In Robinson’s seven years at the NYT, the stock plunged more than 80 percent, and the company had to be rescued with a quarter-billion-dollar loan from Carlos Slim, the Mexican business mogul. It cut staff, sold 16 of its smaller newspapers, and, as of the third quarter of last year, posted cumulative earnings of negative $29 million since the start of 2008.
Upon her exit, Robinson got a $21 million golden parachute, according to Bloomberg News, including $4.5 million for a one-year consulting contract. The company added extra benefits to Robinson’s $10.9 million pension, which accumulated over 28 years. It then froze some employee pensions a week later, sparking a mini-revolt, with more than 500 current and former Times employees signing an open letter to the chairman, Arthur Sulzberger Jr. The Times paid Robinson $5.3 million in 2010, including some retirement benefits.
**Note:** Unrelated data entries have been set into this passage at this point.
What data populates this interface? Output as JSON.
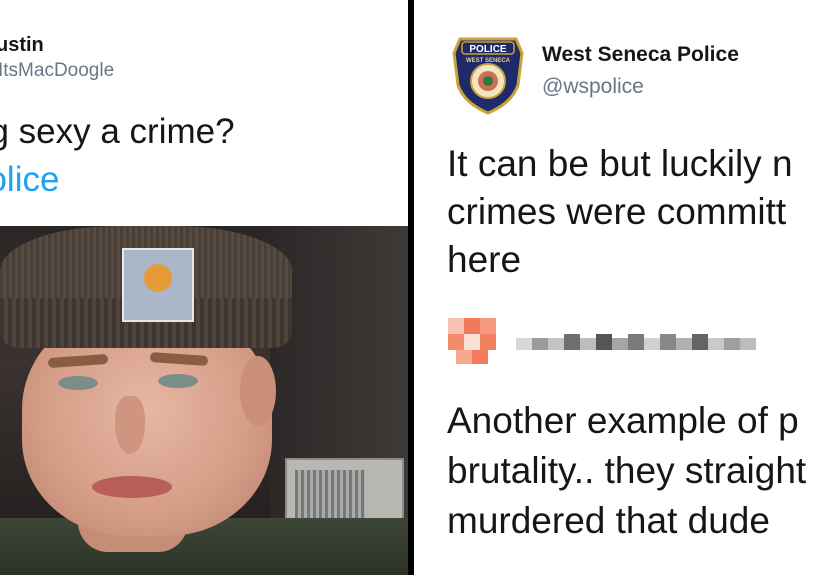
{
  "left_tweet": {
    "display_name": "ustin",
    "handle": "ItsMacDoogle",
    "text_line1": "ng sexy a crime?",
    "mention": "police"
  },
  "right_tweet": {
    "badge_text": "POLICE",
    "badge_subtext": "WEST SENECA",
    "display_name": "West Seneca Police",
    "handle": "@wspolice",
    "text_lines": [
      "It can be but luckily n",
      "crimes were committ",
      "here"
    ],
    "quoted_lines": [
      "Another example of p",
      "brutality.. they straight",
      "murdered that dude"
    ]
  },
  "colors": {
    "link": "#1da1f2",
    "handle": "#657786",
    "text": "#14171a"
  }
}
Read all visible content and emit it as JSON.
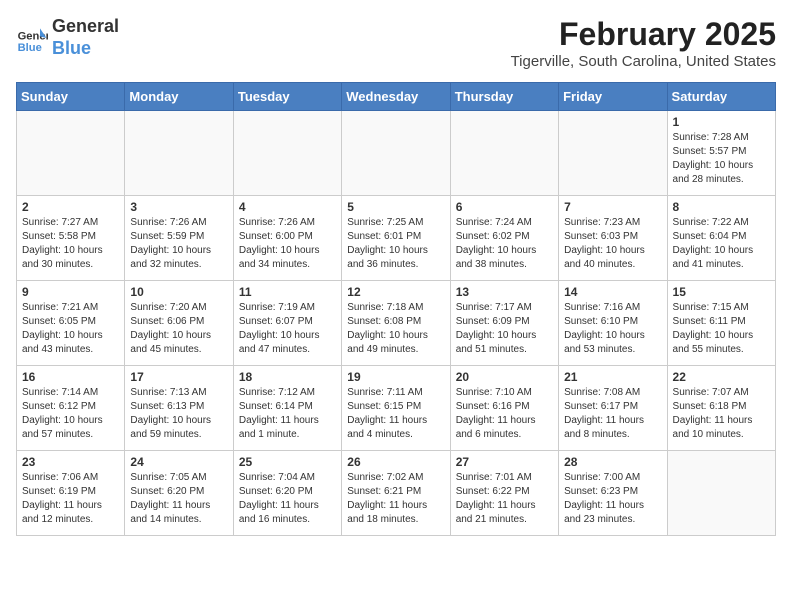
{
  "header": {
    "logo_line1": "General",
    "logo_line2": "Blue",
    "month": "February 2025",
    "location": "Tigerville, South Carolina, United States"
  },
  "weekdays": [
    "Sunday",
    "Monday",
    "Tuesday",
    "Wednesday",
    "Thursday",
    "Friday",
    "Saturday"
  ],
  "weeks": [
    [
      {
        "num": "",
        "info": ""
      },
      {
        "num": "",
        "info": ""
      },
      {
        "num": "",
        "info": ""
      },
      {
        "num": "",
        "info": ""
      },
      {
        "num": "",
        "info": ""
      },
      {
        "num": "",
        "info": ""
      },
      {
        "num": "1",
        "info": "Sunrise: 7:28 AM\nSunset: 5:57 PM\nDaylight: 10 hours\nand 28 minutes."
      }
    ],
    [
      {
        "num": "2",
        "info": "Sunrise: 7:27 AM\nSunset: 5:58 PM\nDaylight: 10 hours\nand 30 minutes."
      },
      {
        "num": "3",
        "info": "Sunrise: 7:26 AM\nSunset: 5:59 PM\nDaylight: 10 hours\nand 32 minutes."
      },
      {
        "num": "4",
        "info": "Sunrise: 7:26 AM\nSunset: 6:00 PM\nDaylight: 10 hours\nand 34 minutes."
      },
      {
        "num": "5",
        "info": "Sunrise: 7:25 AM\nSunset: 6:01 PM\nDaylight: 10 hours\nand 36 minutes."
      },
      {
        "num": "6",
        "info": "Sunrise: 7:24 AM\nSunset: 6:02 PM\nDaylight: 10 hours\nand 38 minutes."
      },
      {
        "num": "7",
        "info": "Sunrise: 7:23 AM\nSunset: 6:03 PM\nDaylight: 10 hours\nand 40 minutes."
      },
      {
        "num": "8",
        "info": "Sunrise: 7:22 AM\nSunset: 6:04 PM\nDaylight: 10 hours\nand 41 minutes."
      }
    ],
    [
      {
        "num": "9",
        "info": "Sunrise: 7:21 AM\nSunset: 6:05 PM\nDaylight: 10 hours\nand 43 minutes."
      },
      {
        "num": "10",
        "info": "Sunrise: 7:20 AM\nSunset: 6:06 PM\nDaylight: 10 hours\nand 45 minutes."
      },
      {
        "num": "11",
        "info": "Sunrise: 7:19 AM\nSunset: 6:07 PM\nDaylight: 10 hours\nand 47 minutes."
      },
      {
        "num": "12",
        "info": "Sunrise: 7:18 AM\nSunset: 6:08 PM\nDaylight: 10 hours\nand 49 minutes."
      },
      {
        "num": "13",
        "info": "Sunrise: 7:17 AM\nSunset: 6:09 PM\nDaylight: 10 hours\nand 51 minutes."
      },
      {
        "num": "14",
        "info": "Sunrise: 7:16 AM\nSunset: 6:10 PM\nDaylight: 10 hours\nand 53 minutes."
      },
      {
        "num": "15",
        "info": "Sunrise: 7:15 AM\nSunset: 6:11 PM\nDaylight: 10 hours\nand 55 minutes."
      }
    ],
    [
      {
        "num": "16",
        "info": "Sunrise: 7:14 AM\nSunset: 6:12 PM\nDaylight: 10 hours\nand 57 minutes."
      },
      {
        "num": "17",
        "info": "Sunrise: 7:13 AM\nSunset: 6:13 PM\nDaylight: 10 hours\nand 59 minutes."
      },
      {
        "num": "18",
        "info": "Sunrise: 7:12 AM\nSunset: 6:14 PM\nDaylight: 11 hours\nand 1 minute."
      },
      {
        "num": "19",
        "info": "Sunrise: 7:11 AM\nSunset: 6:15 PM\nDaylight: 11 hours\nand 4 minutes."
      },
      {
        "num": "20",
        "info": "Sunrise: 7:10 AM\nSunset: 6:16 PM\nDaylight: 11 hours\nand 6 minutes."
      },
      {
        "num": "21",
        "info": "Sunrise: 7:08 AM\nSunset: 6:17 PM\nDaylight: 11 hours\nand 8 minutes."
      },
      {
        "num": "22",
        "info": "Sunrise: 7:07 AM\nSunset: 6:18 PM\nDaylight: 11 hours\nand 10 minutes."
      }
    ],
    [
      {
        "num": "23",
        "info": "Sunrise: 7:06 AM\nSunset: 6:19 PM\nDaylight: 11 hours\nand 12 minutes."
      },
      {
        "num": "24",
        "info": "Sunrise: 7:05 AM\nSunset: 6:20 PM\nDaylight: 11 hours\nand 14 minutes."
      },
      {
        "num": "25",
        "info": "Sunrise: 7:04 AM\nSunset: 6:20 PM\nDaylight: 11 hours\nand 16 minutes."
      },
      {
        "num": "26",
        "info": "Sunrise: 7:02 AM\nSunset: 6:21 PM\nDaylight: 11 hours\nand 18 minutes."
      },
      {
        "num": "27",
        "info": "Sunrise: 7:01 AM\nSunset: 6:22 PM\nDaylight: 11 hours\nand 21 minutes."
      },
      {
        "num": "28",
        "info": "Sunrise: 7:00 AM\nSunset: 6:23 PM\nDaylight: 11 hours\nand 23 minutes."
      },
      {
        "num": "",
        "info": ""
      }
    ]
  ]
}
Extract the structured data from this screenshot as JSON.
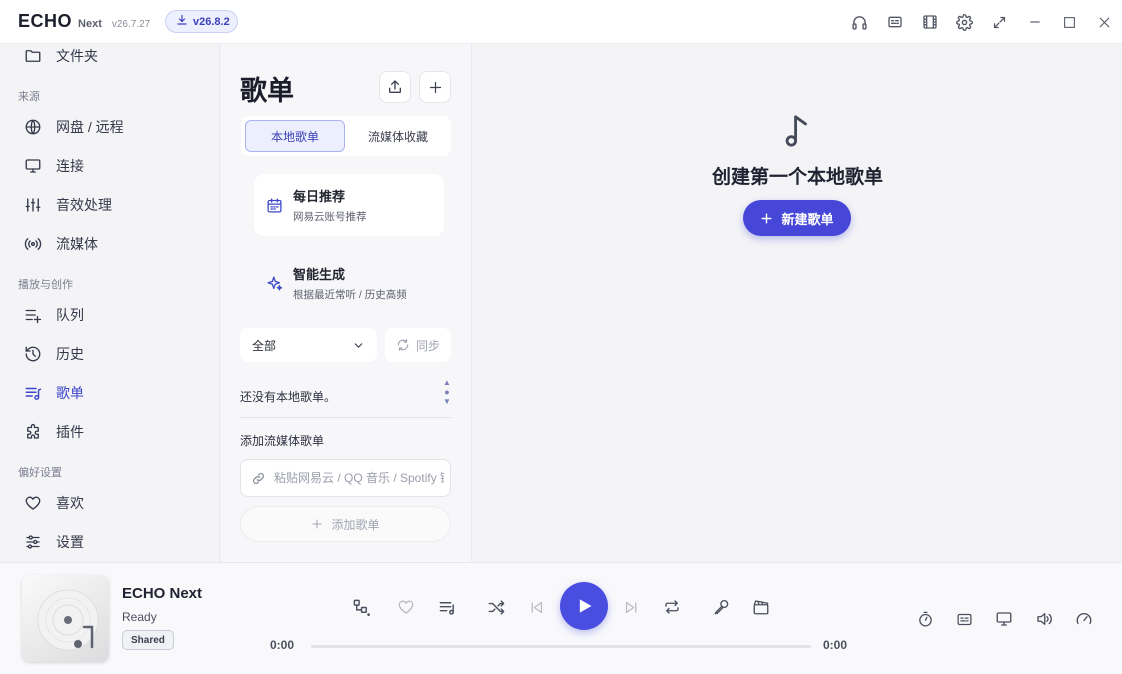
{
  "app": {
    "name": "ECHO",
    "sub": "Next",
    "version": "v26.7.27",
    "update_version": "v26.8.2"
  },
  "titlebar_icons": [
    "headphones-icon",
    "lyrics-card-icon",
    "film-icon",
    "gear-icon",
    "fullscreen-icon",
    "minimize-icon",
    "maximize-icon",
    "close-icon"
  ],
  "sidebar": {
    "top_item": "文件夹",
    "sections": [
      {
        "label": "来源",
        "items": [
          "网盘 / 远程",
          "连接",
          "音效处理",
          "流媒体"
        ]
      },
      {
        "label": "播放与创作",
        "items": [
          "队列",
          "历史",
          "歌单",
          "插件"
        ]
      },
      {
        "label": "偏好设置",
        "items": [
          "喜欢",
          "设置"
        ]
      }
    ],
    "active_item": "歌单"
  },
  "playlist_panel": {
    "title": "歌单",
    "tabs": [
      "本地歌单",
      "流媒体收藏"
    ],
    "active_tab": "本地歌单",
    "cards": [
      {
        "title": "每日推荐",
        "subtitle": "网易云账号推荐",
        "icon": "calendar-icon"
      },
      {
        "title": "智能生成",
        "subtitle": "根据最近常听 / 历史高频",
        "icon": "sparkle-icon"
      }
    ],
    "filter_value": "全部",
    "sync_label": "同步",
    "empty_note": "还没有本地歌单。",
    "add_streaming_label": "添加流媒体歌单",
    "url_placeholder": "粘贴网易云 / QQ 音乐 / Spotify 链接",
    "add_button": "添加歌单"
  },
  "main": {
    "empty_title": "创建第一个本地歌单",
    "new_button": "新建歌单"
  },
  "player": {
    "title": "ECHO Next",
    "status": "Ready",
    "badge": "Shared",
    "time_current": "0:00",
    "time_total": "0:00",
    "progress": 0,
    "accent": "#4a4ee0"
  }
}
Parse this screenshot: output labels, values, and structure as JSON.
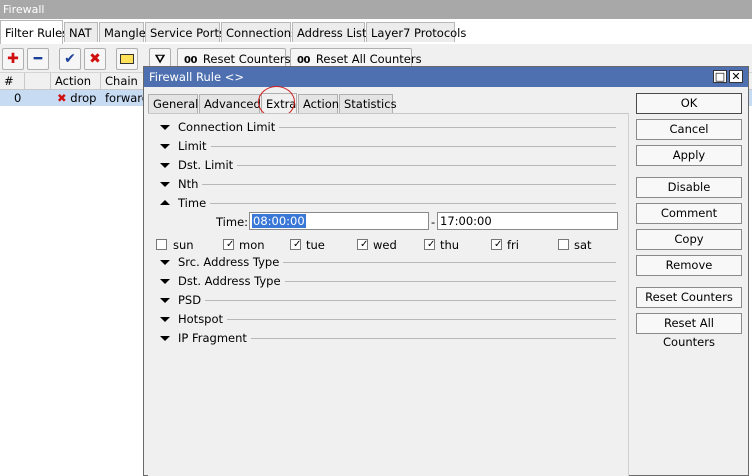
{
  "main": {
    "title": "Firewall",
    "tabs": [
      "Filter Rules",
      "NAT",
      "Mangle",
      "Service Ports",
      "Connections",
      "Address Lists",
      "Layer7 Protocols"
    ],
    "toolbar": {
      "reset_counters": "Reset Counters",
      "reset_all_counters": "Reset All Counters",
      "counter_glyph": "00"
    },
    "table": {
      "columns": [
        "#",
        "Action",
        "Chain"
      ],
      "row": {
        "num": "0",
        "action": "drop",
        "chain": "forward"
      }
    }
  },
  "dialog": {
    "title": "Firewall Rule <>",
    "tabs": [
      "General",
      "Advanced",
      "Extra",
      "Action",
      "Statistics"
    ],
    "sections_top": [
      "Connection Limit",
      "Limit",
      "Dst. Limit",
      "Nth"
    ],
    "time": {
      "label": "Time",
      "field_label": "Time:",
      "from": "08:00:00",
      "separator": "-",
      "to": "17:00:00",
      "days": [
        {
          "name": "sun",
          "checked": false
        },
        {
          "name": "mon",
          "checked": true
        },
        {
          "name": "tue",
          "checked": true
        },
        {
          "name": "wed",
          "checked": true
        },
        {
          "name": "thu",
          "checked": true
        },
        {
          "name": "fri",
          "checked": true
        },
        {
          "name": "sat",
          "checked": false
        }
      ]
    },
    "sections_bottom": [
      "Src. Address Type",
      "Dst. Address Type",
      "PSD",
      "Hotspot",
      "IP Fragment"
    ],
    "buttons": [
      "OK",
      "Cancel",
      "Apply",
      "Disable",
      "Comment",
      "Copy",
      "Remove",
      "Reset Counters",
      "Reset All Counters"
    ]
  }
}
Compared to Gannett, though, the Times looks austere: In October, four months after handing 700 employees pink slips, Gannett gave Dubow a $37.1 million package, also accumulated over decades. He earned a mere $9.4 million in 2010, some of which padded his retirement package. A few weeks later, the company announced it would force employees to take their fifth unpaid furlough in three years.